For one screening on January 18th, the Avalon Theatre in D.C. will show My Piece of the Pie (Ma part du gâteau) (2011) in their French Cinémathèque showcase. Let’s call the film a romantic comedy, as it has oddly woven elements of both genres. The French certainly know romance, and they’re none too shabby with comedy either. But the mixture of the two is something the country needs to work on.
Director Cédric Klapisch, who wrote and directed My Piece of the Pie, is a decent director. His films are light, airy, and never entirely bogged down in difficult issues. His When the Cat’s Away (Chacun cherche son chat) (1996) won some recognition with American audiences with its whimsical charm. His new film, at first, seems to follow with that tradition, until its conclusion, which comes out of left field.
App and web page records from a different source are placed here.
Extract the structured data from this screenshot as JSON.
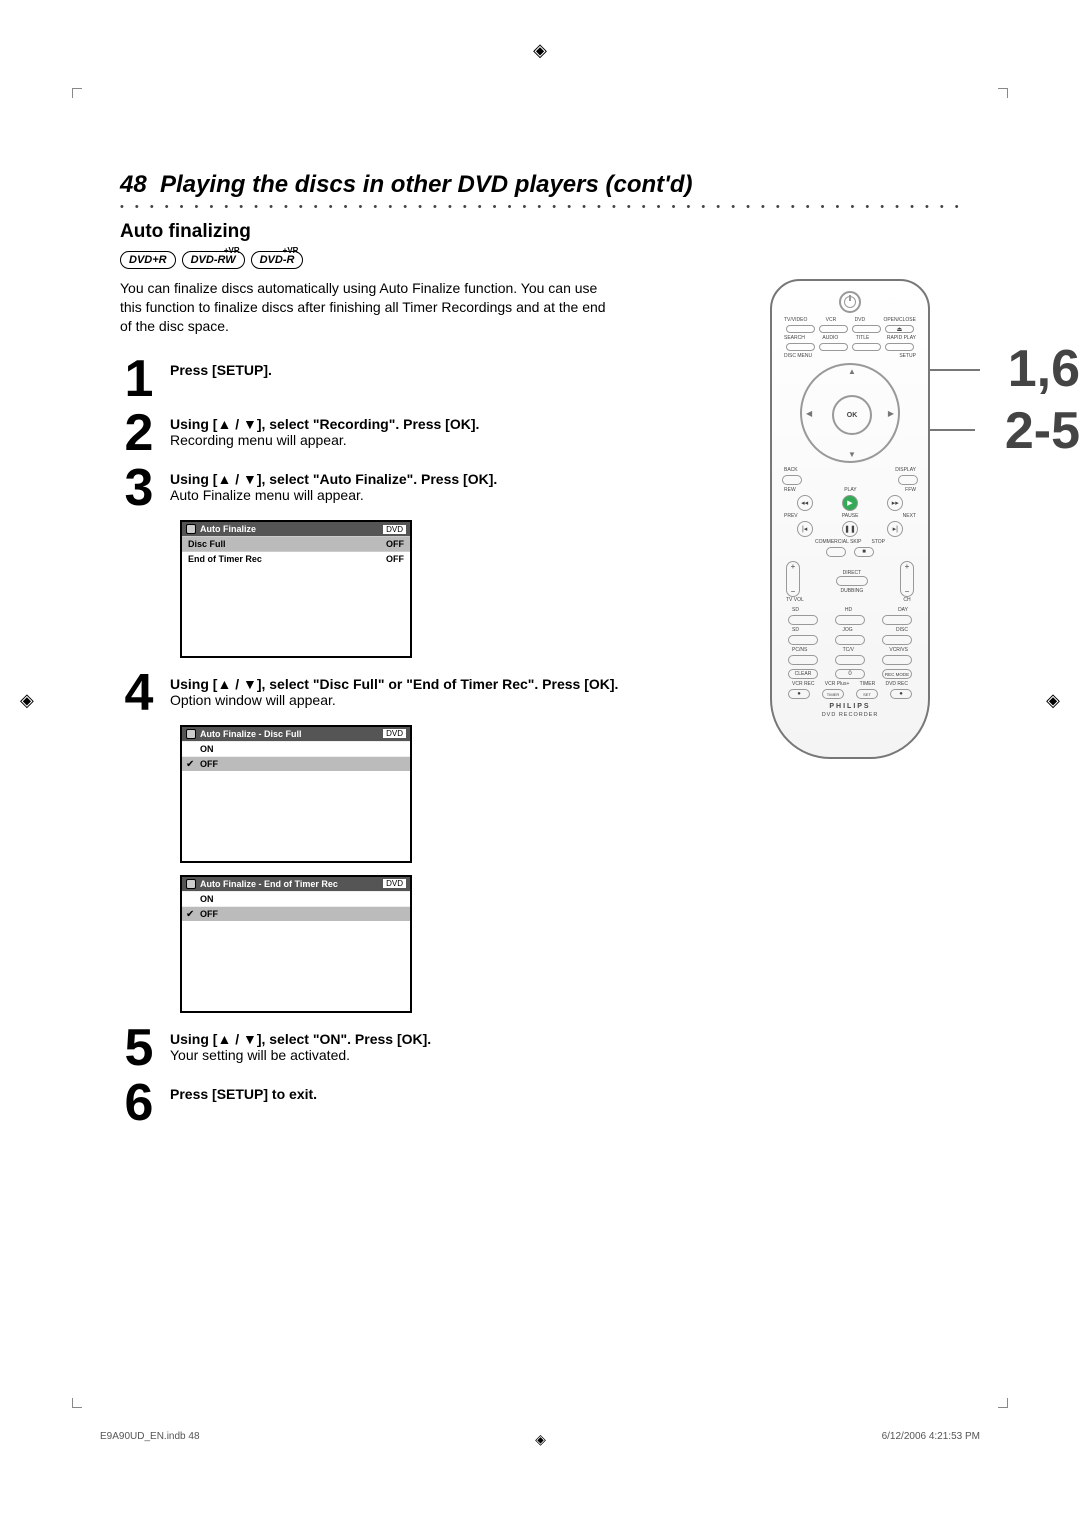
{
  "registration_mark": "◈",
  "page_number": "48",
  "title": "Playing the discs in other DVD players (cont'd)",
  "section": "Auto finalizing",
  "badges": [
    "DVD+R",
    "DVD-RW",
    "DVD-R"
  ],
  "badge_vr": "+VR",
  "intro": "You can finalize discs automatically using Auto Finalize function. You can use this function to finalize discs after finishing all Timer Recordings and at the end of the disc space.",
  "steps": {
    "s1": {
      "num": "1",
      "bold": "Press [SETUP]."
    },
    "s2": {
      "num": "2",
      "bold": "Using [▲ / ▼], select \"Recording\". Press [OK].",
      "sub": "Recording menu will appear."
    },
    "s3": {
      "num": "3",
      "bold": "Using [▲ / ▼], select \"Auto Finalize\". Press [OK].",
      "sub": "Auto Finalize menu will appear."
    },
    "s4": {
      "num": "4",
      "bold": "Using [▲ / ▼], select \"Disc Full\" or \"End of Timer Rec\". Press [OK].",
      "sub": "Option window will appear."
    },
    "s5": {
      "num": "5",
      "bold": "Using [▲ / ▼], select \"ON\". Press [OK].",
      "sub": "Your setting will be activated."
    },
    "s6": {
      "num": "6",
      "bold": "Press [SETUP] to exit."
    }
  },
  "osd1": {
    "title": "Auto Finalize",
    "tag": "DVD",
    "rows": [
      [
        "Disc Full",
        "OFF"
      ],
      [
        "End of Timer Rec",
        "OFF"
      ]
    ]
  },
  "osd2": {
    "title": "Auto Finalize - Disc Full",
    "tag": "DVD",
    "opts": [
      "ON",
      "OFF"
    ],
    "selected": "OFF"
  },
  "osd3": {
    "title": "Auto Finalize - End of Timer Rec",
    "tag": "DVD",
    "opts": [
      "ON",
      "OFF"
    ],
    "selected": "OFF"
  },
  "remote": {
    "row1": [
      "TV/VIDEO",
      "VCR",
      "DVD",
      "OPEN/CLOSE"
    ],
    "eject": "⏏",
    "row2": [
      "SEARCH",
      "AUDIO",
      "TITLE",
      "RAPID PLAY"
    ],
    "disc_menu": "DISC MENU",
    "setup": "SETUP",
    "ok": "OK",
    "back": "BACK",
    "display": "DISPLAY",
    "mid": [
      "REW",
      "PLAY",
      "FFW"
    ],
    "mid2": [
      "PREV",
      "PAUSE",
      "NEXT"
    ],
    "skip_lbl": "COMMERCIAL SKIP",
    "stop": "STOP",
    "tv_vol": "TV VOL",
    "direct": "DIRECT",
    "dubbing": "DUBBING",
    "ch": "CH",
    "kp_lbls": [
      [
        "SD",
        "HD",
        "DAY"
      ],
      [
        "SD",
        "JOG",
        "DISC"
      ],
      [
        "PC/NS",
        "TC/V",
        "VCR/VS"
      ]
    ],
    "bot_btns": [
      "CLEAR",
      "0",
      "REC MODE"
    ],
    "bot_btns2_lbl": [
      "VCR REC",
      "VCR Plus+",
      "TIMER",
      "DVD REC"
    ],
    "bot_btns2": [
      "●",
      "TIMER",
      "SET",
      "●"
    ],
    "brand": "PHILIPS",
    "type": "DVD RECORDER"
  },
  "callouts": {
    "c1": "1,6",
    "c2": "2-5"
  },
  "footer": {
    "left": "E9A90UD_EN.indb   48",
    "right": "6/12/2006   4:21:53 PM"
  }
}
The film is similar to many American romantic comedies (save for the finale) in its story arch. But the French don’t do anything like Americans, and there are strengths in this film that their across-the-pond brethren from the same genre could learn from. The characters aren’t wooden, the acting is strong, and the cinematography is more than serviceable. The script also works, until the finale, where it decides it wants to be more than just a genre piece. At 87 minutes in, it’s a little bit late for that.
The story opens with the attempted suicide on France (yes, that’s her name), who has lost her job when the factory she worked at closes in hard economic times. We also meet Steve, a trader who helped close the factory that France worked at. They meet when she takes a job as his cleaning lady. Slowly, they become closer and develop a relationship where she becomes mother to both Steve and his young son.
The economical divide between the two is merely serving as a backdrop to this story, and we wonder why it’s so punctuated at times. We get our answer with the ending. It would have served fine as an opposites-attract machination between the two leads, which you assume to be the film’s star-crossed lovers. But although the film has been formulaic throughout the entire movie, Klapisch refuses to give the story the prescribed ending a film like this wants and deserves. Instead, we are given a political statement that’s shoehorned in at the last minute.
To be fair, there was a moment when I liked this film. There is a point at the end, in where France takes Steve’s son to play in an England park. There is only 18 minutes of film left. All Klapisch has to do is bring the leads back together and wrap up with a cheesy happy ending. Or not. There’s many ways it could have worked. What the director instead decides to do is so utterly inexplicable, so unbelievably infuriating, and so completely offensive in its blazon stupidity that you will come to hate the entire 87 minutes that came before it. It didn’t need to end like a typical rom-com for it to work, but it’s hard to imagine a worse ending than this simplistic, hammer-over-the-head finish. The more you think about the ending, the more its bête-noire seeps into what worked before.
My Piece of the Pie (Ma part du gâteau) will play the Avalon Theatre’s French Cinémathèque showcase on Wednesday, January 18 at 8:00 p.m. for one show only. For other upcoming releases playing at the Avalon Theatre, visit their website here. A North American home video release for the film has yet to be announced.